Eastern tent caterpillar (ETC) egg hatch was reported March 23 in Scott County by Larry Hanks, a consulting arborist. The tiny larvae will continue to emerge over the next 2 weeks from eggs (Figure 1) laid last summer on wild cherry flowering, cherry, apples, and related trees. This is a hardy insect, so it is unlikely that our winter temperatures caused much mortality.
Populations of ETC have been climbing over the past few years. This trend is likely to continue, producing locally high numbers in some areas.
When mature, large, hairy caterpillars wander from their developmental sites along fence lines. Consumption of large numbers of caterpillars by pregnant mares precipitated foal losses in Mare Reproductive Loss Syndrome (MRLS) outbreak of 1999-2001. Horse owners/farm managers with pregnant mares should begin to monitor fence lines containing wild cherry trees in about 2 weeks. Look for small tents produced by developing caterpillars. ETC are also a significant nuisance to people living near heavily infested trees. The caterpillars may wander hundreds of yards in search of protected sites to spin cocoons and pupate.
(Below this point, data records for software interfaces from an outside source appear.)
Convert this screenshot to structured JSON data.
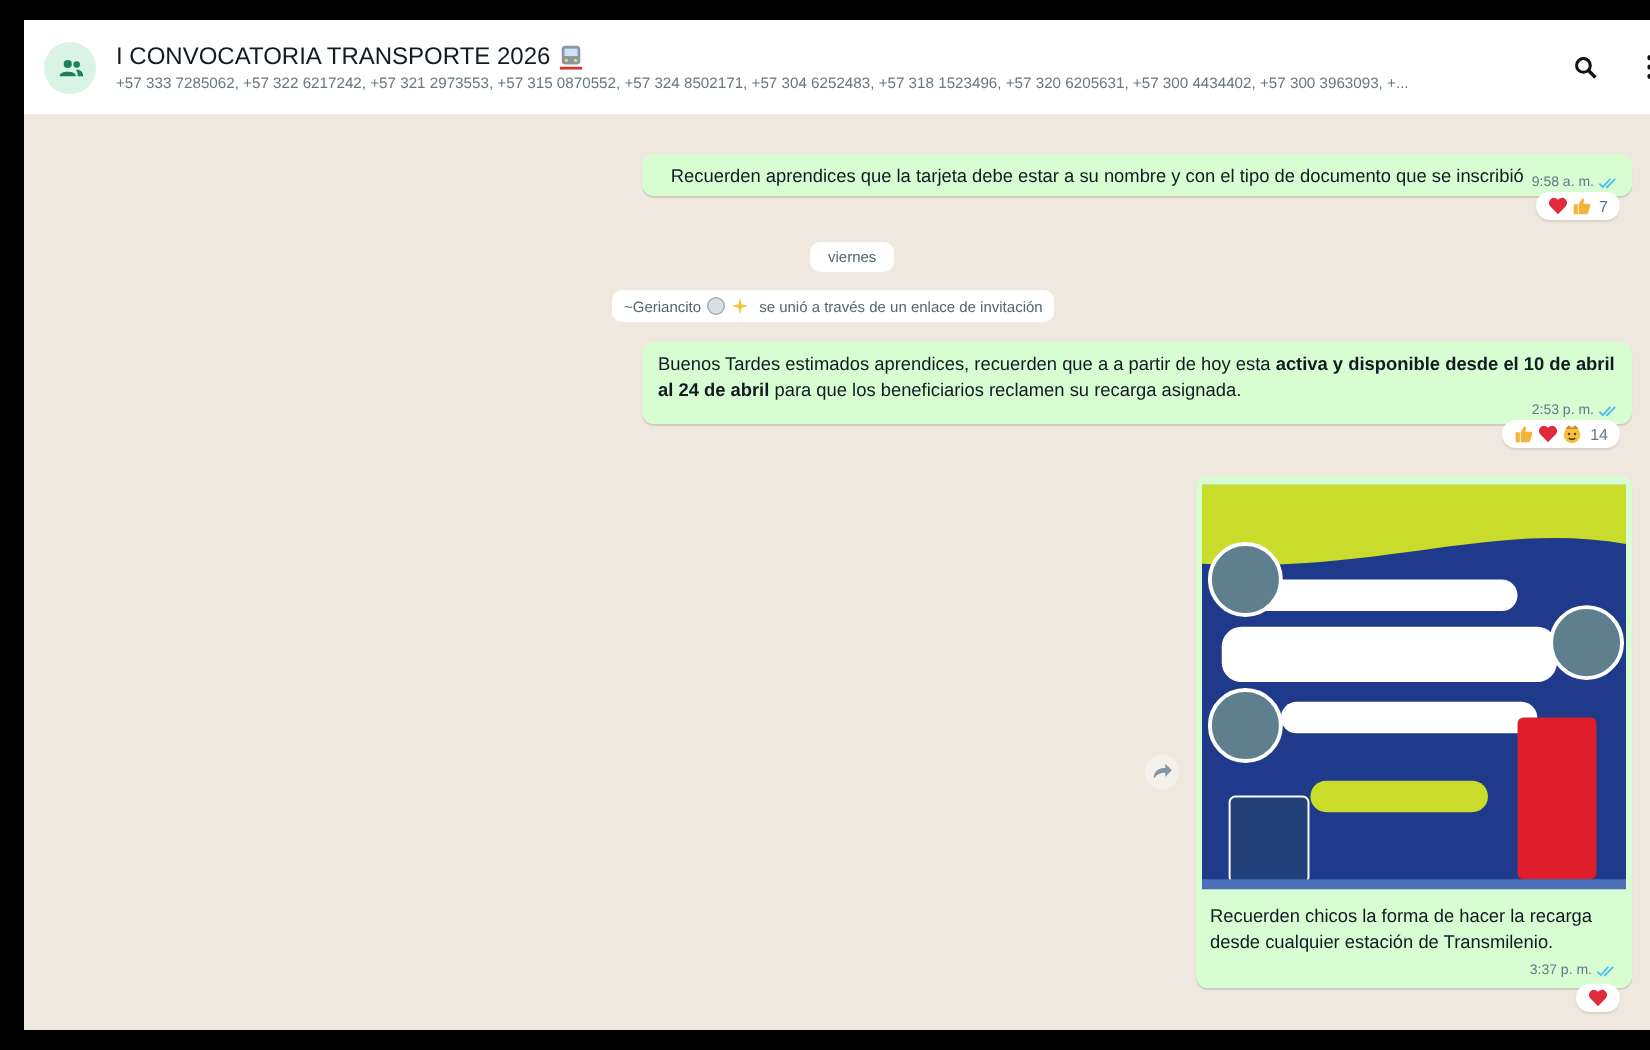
{
  "header": {
    "title": "I CONVOCATORIA TRANSPORTE 2026",
    "participants": "+57 333 7285062, +57 322 6217242, +57 321 2973553, +57 315 0870552, +57 324 8502171, +57 304 6252483, +57 318 1523496, +57 320 6205631, +57 300 4434402, +57 300 3963093, +..."
  },
  "messages": [
    {
      "kind": "outgoing",
      "text": "Recuerden aprendices que la tarjeta debe estar a su nombre y con el tipo de documento que se inscribió",
      "time": "9:58 a. m.",
      "read": true,
      "reactions": [
        {
          "kind": "heart"
        },
        {
          "kind": "thumbs_up"
        }
      ],
      "reaction_count": "7"
    },
    {
      "kind": "date",
      "text": "viernes"
    },
    {
      "kind": "system",
      "name": "~Geriancito",
      "text": "se unió a través de un enlace de invitación"
    },
    {
      "kind": "outgoing",
      "text": "Buenos Tardes estimados aprendices,  recuerden que a a partir de hoy esta **activa y disponible desde el 10 de abril al 24 de abril** para que los beneficiarios reclamen su recarga asignada.",
      "time": "2:53 p. m.",
      "read": true,
      "reactions": [
        {
          "kind": "thumbs_up"
        },
        {
          "kind": "heart"
        },
        {
          "kind": "face"
        }
      ],
      "reaction_count": "14"
    },
    {
      "kind": "image",
      "text": "Recuerden chicos la forma de hacer la recarga desde cualquier estación de Transmilenio.",
      "time": "3:37 p. m.",
      "read": true,
      "reactions": [
        {
          "kind": "heart"
        }
      ]
    }
  ]
}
The UK Entomology publication, Checking Eastern Tent Caterpillar Egg Masses (ENTfact 449), can be used when assessing trees for egg masses.
By Lee Townsend, Extension Entomologist